I always wanted someone to tell me that I had dreamboat eyes.  
A few years back, there was that A Wrinkle in Time miniseries, which I watched with much trepidation (mainly because of Gregory Smith, aka Ephram on my beloved Everwood). Eventually I had to stop watching, since the fact that Calvin didn't have red hair turned out to be the least of its problems. But at one point I found myself looking at the screen in surprise. A penny had just dropped; I'd had an epiphany about a story I was writing.

"Oh my god," I said. "The main character is Charles Wallace."

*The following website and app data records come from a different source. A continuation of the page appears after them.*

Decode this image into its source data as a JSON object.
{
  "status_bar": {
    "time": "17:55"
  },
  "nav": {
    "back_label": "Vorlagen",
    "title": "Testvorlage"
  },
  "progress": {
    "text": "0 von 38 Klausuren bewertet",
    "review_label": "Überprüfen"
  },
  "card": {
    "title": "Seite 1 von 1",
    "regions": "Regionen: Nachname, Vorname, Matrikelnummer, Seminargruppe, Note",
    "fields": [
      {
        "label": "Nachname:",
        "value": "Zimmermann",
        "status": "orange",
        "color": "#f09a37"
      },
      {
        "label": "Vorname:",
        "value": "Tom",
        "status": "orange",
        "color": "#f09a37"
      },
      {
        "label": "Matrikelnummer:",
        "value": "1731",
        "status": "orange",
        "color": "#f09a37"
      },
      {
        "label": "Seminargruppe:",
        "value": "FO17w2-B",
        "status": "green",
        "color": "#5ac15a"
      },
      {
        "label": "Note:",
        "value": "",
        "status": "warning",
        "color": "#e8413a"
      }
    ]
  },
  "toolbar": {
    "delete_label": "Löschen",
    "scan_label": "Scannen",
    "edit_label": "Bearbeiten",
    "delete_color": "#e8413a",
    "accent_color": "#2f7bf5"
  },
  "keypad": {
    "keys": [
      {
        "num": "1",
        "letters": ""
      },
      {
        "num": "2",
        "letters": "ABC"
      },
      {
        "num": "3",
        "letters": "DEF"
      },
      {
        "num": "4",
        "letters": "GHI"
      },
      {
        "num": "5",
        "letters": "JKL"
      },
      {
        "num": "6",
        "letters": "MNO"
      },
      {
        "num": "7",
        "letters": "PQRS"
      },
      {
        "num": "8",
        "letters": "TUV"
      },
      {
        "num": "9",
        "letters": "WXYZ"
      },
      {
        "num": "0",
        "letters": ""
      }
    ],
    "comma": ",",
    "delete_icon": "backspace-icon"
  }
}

It's been years, probably, since I've read any of the Time Quartet. It's strange to remember books that were once a part of your daily life, as much like friends as anyone in your real life (or more, if you were prone to having "best friends" who would steal your stuff and hit you), when you haven't read them in so long. But the Murry family might have been my first literary obsession; there were books I reread before them, of course, but they were the first characters I followed from book to book, startled and pleased to see them in an unexpected line or two, happy or nostalgic to see how they'd turned out as their lives went on. A Swiftly Tilting Planet, to the best of my recollection, is the first book I read in connection with a particular time of year, built into holiday rituals (it was my Christmas book). Fortinbras and The Tempest were colored by those books before I knew a thing about folios and bad quartos. And even beyond the conscious memories are the ways in which those characters and books found their way into my dreams and thoughts and sentences (I say "it's an 'it's the weather on top of everything else' kind of day" rather a lot), even the stories that I used to write. I'm always stunned and grateful that little bundles of paper can change my life, but I'm especially grateful today.